Own Label, 2013

Artist Video


Fraser Fifield should be familiar from Old Blind Dogs,[43] Salsa Celtica,[54] numerous other groups, and three or four of his own previous CDs. On this relatively short album, Fraser plays low whistle, border pipes and soprano sax, combining Scottish and other traditional music with his own brand of cool jazz. His equally versatile collaborator Graeme Stephen plays what looks like a semi-acoustic guitar in styles from folky to freaky. As this duo put it themselves, "Gone are the days of neatly categorising music as folk, jazz, or whatever else." Esotero is a prime example, mixing Eastern and Western European traditions, jazz and trad, new music and old. Even the lines between the tracks are blurred, with most of the album presented as a seamless whole, and one or two pieces specifically written as short links. All the material on this recording was either adapted from the Scottish tradition or composed by Fifield and Stephen. The entire recording, from the title track to the final Cockerel in the Creel, is perfectly played and flawlessly produced. 
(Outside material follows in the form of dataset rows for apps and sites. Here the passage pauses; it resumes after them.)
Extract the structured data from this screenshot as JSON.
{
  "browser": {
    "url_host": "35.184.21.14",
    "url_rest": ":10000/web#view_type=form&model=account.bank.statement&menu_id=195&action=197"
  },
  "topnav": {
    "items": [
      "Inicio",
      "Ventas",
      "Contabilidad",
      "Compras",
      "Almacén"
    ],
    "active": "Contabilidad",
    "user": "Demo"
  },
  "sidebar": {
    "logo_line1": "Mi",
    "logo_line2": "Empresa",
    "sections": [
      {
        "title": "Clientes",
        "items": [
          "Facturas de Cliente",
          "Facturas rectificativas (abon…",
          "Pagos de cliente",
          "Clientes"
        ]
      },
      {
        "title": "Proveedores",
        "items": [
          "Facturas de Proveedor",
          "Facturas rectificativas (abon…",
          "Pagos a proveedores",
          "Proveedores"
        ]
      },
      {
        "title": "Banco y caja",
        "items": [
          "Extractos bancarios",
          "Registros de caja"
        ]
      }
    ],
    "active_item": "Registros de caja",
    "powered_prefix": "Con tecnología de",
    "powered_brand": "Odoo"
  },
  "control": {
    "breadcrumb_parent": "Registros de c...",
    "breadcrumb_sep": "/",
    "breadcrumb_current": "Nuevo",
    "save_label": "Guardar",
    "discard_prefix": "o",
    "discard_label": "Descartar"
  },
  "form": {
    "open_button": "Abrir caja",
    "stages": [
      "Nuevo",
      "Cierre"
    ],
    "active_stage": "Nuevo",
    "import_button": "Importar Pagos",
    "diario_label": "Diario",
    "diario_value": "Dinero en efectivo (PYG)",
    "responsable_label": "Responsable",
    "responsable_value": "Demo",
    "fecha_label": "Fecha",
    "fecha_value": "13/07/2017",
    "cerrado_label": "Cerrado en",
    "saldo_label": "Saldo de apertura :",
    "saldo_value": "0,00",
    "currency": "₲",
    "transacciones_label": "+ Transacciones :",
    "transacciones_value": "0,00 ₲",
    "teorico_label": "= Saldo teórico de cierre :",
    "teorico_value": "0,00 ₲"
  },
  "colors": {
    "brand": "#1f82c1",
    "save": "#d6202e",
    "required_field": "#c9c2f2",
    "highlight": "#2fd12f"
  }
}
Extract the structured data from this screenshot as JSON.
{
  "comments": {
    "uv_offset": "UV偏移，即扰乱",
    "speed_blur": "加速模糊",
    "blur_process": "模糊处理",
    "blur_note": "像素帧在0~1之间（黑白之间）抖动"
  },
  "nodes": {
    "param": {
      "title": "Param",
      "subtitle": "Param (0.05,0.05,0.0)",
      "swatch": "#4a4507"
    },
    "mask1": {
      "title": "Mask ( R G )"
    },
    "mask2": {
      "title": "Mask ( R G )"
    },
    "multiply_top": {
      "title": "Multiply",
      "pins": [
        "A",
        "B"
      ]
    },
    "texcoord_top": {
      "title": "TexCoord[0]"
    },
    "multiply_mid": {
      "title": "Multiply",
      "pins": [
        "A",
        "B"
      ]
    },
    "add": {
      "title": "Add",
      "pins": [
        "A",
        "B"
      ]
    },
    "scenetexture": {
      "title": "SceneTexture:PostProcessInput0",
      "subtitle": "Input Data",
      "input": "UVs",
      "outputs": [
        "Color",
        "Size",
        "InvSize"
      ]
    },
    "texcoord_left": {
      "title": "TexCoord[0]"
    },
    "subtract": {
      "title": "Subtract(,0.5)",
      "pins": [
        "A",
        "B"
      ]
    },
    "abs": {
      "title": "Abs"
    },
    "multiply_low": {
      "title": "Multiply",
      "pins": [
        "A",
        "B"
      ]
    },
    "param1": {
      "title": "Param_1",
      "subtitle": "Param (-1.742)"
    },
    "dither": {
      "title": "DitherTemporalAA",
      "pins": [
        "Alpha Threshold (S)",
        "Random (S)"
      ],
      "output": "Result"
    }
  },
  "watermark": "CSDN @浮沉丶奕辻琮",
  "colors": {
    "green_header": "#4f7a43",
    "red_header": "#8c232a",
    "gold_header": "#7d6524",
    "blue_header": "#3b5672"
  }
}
At the gentler end of this pair's repertoire, the complex air Esotero and the simpler but equally stunning Secret Histories are eerily evocative on low whistles. Chase It Catch It and The Bank of Time have much harder edges, with aggressive piping and some modern Middle Eastern rock guitar. The sax tunes are sort of in between, and there are also a couple of punchier whistle numbers, especially the final pair of reels. All seven of the big tracks here are mini masterpieces, and each is a different delight. The two short interludes are fascinating too. Almost all ofEsotero should appeal to anyone fond of modern pipes and whistles, whether Scottish, Irish or further east. Things do get seriously jazzy in one or two places, but to quote another great performer, it's all in the best possible taste. I'm already looking forward to Fraser's next musical project. 
© Alex Monaghan